If there is one overwhelming reason most people believe France cannot win this year's World Cup, it is that the French have had problems away from their home turf.
On Saturday at Guadalajara's Jalisco Stadium, the French can remove all doubts about their ability to play on the road when they meet three-time world champion Brazil in a highly anticipated Cup quarterfinal match.
France has not lost at home in four years, including winning the European championship in 1984. But in World Cup qualifying matches last year, the French lost in East Germany and in Bulgaria and were tied in Yugoslavia, 0-0.
The foreign-soil problem, Coach Henri Michel said, "is in the mind, where something in us snaps. You see the same in French club teams . . . I do not really know the answer to it."
So far in Mexico, France's answer has been tremendous play from its incomparable midfield of Michel Platini, Jean Tigana, Alain Giresse and Luis Fernandez. But France has been fortunate that it has not had to play any Latin American teams here. In its first-round matches, France beat Canada and Hungary and tied the Soviet Union. In the second round, the French defeated three-time world champion Italy.
But Brazil is a very different story.
Brazil, of course, is a Latin American team.
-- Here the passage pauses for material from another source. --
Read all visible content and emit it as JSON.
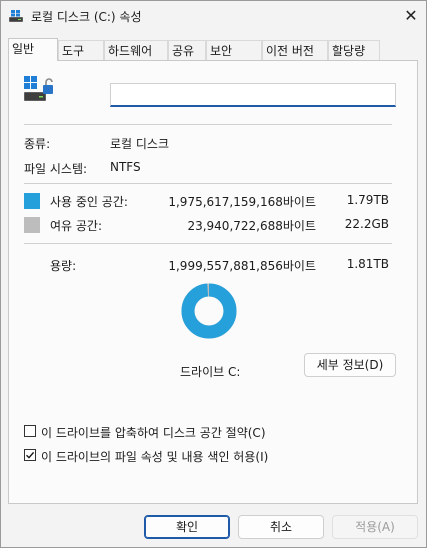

Brazil also regards Guadalajara as a second home because that is where it played many of its matches en route to the 1970 Cup title, and it has played all of its matches this year at Jalisco Stadium. And, finally, Brazil has outscored its four Cup opponents, 9-0.
If that's not enough to make French fans uneasy, consider Brazil's tradition. It is the only nation to play in all 13 Cups and has an astounding overall Cup record of 41-10-10.
"We are extremely satisfied to play the Brazilians because they are always such a factor in the Cup," Michel said. "I respect Brazil because of its tactics, ball control, strength, offense and rhythm."
By moving to a younger lineup, Brazil is much faster moving from defense to offense and vice versa. Among the beneficiaries of the personnel changes are 20-year-old striker Muller and 25-year-old defender Josimar. Indirectly affected is striker Careca (four goals), who has shifted to the left wing to accommodate Muller on the right.
What should make the France-Brazil match fascinating is watching the teams work their short-passing games. The French, in fact, often have been called "the Brazilians of Europe."